When it comes to funerals most of us tend to think our journey out of this world will either be a cremation (about 78% for the UK) or burial (the remainder).
This will continue to be the case for many years to come.
With cremation, the deceased person inside their coffin is placed into a hot furnace, in a process which takes around 90 minutes.
Once finished, the remains are collected up and carefully placed into an urn before being handed to the family.
Burial at a cemetery is as you’d expect.
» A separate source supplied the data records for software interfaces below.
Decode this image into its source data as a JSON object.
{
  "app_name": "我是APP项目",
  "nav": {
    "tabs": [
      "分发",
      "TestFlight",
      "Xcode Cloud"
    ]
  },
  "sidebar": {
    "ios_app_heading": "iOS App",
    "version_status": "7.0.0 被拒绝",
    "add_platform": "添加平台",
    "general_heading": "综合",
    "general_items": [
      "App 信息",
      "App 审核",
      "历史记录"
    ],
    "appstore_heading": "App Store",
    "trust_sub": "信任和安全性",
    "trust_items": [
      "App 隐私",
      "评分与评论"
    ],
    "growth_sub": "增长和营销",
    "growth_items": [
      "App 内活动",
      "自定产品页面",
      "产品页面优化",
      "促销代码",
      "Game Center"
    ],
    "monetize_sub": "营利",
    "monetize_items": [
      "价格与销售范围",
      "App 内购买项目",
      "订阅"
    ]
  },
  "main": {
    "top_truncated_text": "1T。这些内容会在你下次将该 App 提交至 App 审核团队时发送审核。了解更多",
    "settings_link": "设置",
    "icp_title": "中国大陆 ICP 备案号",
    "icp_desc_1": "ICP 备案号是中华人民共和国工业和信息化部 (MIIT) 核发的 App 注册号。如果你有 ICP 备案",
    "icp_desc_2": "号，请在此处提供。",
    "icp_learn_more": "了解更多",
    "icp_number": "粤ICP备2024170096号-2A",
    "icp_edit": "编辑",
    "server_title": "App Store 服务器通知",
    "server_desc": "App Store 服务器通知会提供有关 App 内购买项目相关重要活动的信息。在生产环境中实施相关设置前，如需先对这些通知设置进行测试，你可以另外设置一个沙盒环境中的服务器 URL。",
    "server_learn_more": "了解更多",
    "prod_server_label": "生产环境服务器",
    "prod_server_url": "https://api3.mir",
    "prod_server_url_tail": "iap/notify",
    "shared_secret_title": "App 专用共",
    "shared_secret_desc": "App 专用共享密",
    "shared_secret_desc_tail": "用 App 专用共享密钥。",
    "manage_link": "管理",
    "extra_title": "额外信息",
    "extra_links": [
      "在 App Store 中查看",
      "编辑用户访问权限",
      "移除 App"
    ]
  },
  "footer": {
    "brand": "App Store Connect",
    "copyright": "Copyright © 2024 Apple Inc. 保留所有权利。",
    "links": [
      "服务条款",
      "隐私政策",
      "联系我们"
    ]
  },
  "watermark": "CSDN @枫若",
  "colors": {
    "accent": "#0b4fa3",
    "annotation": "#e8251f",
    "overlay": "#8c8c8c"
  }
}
The coffin containing the deceased person is buried at a depth of around 6ft.
Burial at a natural burial ground is around half that depth, as the aim is for the remains to decompose and become part of a fertile soil layer.
As a result, many natural burial grounds won’t permit MDF or chipboard coffins with plastic handles for fear of contaminating the earth.
Beyond these established methods, entrepreneurs and innovators around the world are looking at alternative ways of disposing of the dead.
And they’re fascinating.
Resomation is perhaps the obvious example. This involves gently dissolving a deceased person in a hot water-alkaline solution and results in similar powdery remains that are left behind following a cremation.
This is yet to take hold in the UK due to questions over how to dispose of the wastewater, which we understand is free of human DNA and uncontaminated in any way.
Some states in the US, along with Canada, Mexico and Australia already permit resomation, so it’s quite possible that it will become available here one day.
Another method, which caught our attention recently, is being offered by US company Recompose.
Human composting may not be for everyone but it’s interesting to see a focus on potentially beneficial relationships between the soil, atmosphere and our bodies after death.
In our experience, people seek comfort in diverse ways so we can imagine how some families might embrace this approach.
For instance, if the deceased was a keen gardener, relatives could find great meaning in knowing that their loved one was quite literally the driving force behind a flourishing flowerbed or a symbolic tree.
You can read more about Recompose here.
Whilst it might be some time before human composting or resomation become a thing in the UK, we’re certain that new ways of sensitively disposing of loved ones no longer with us will eventually take hold as society evolves.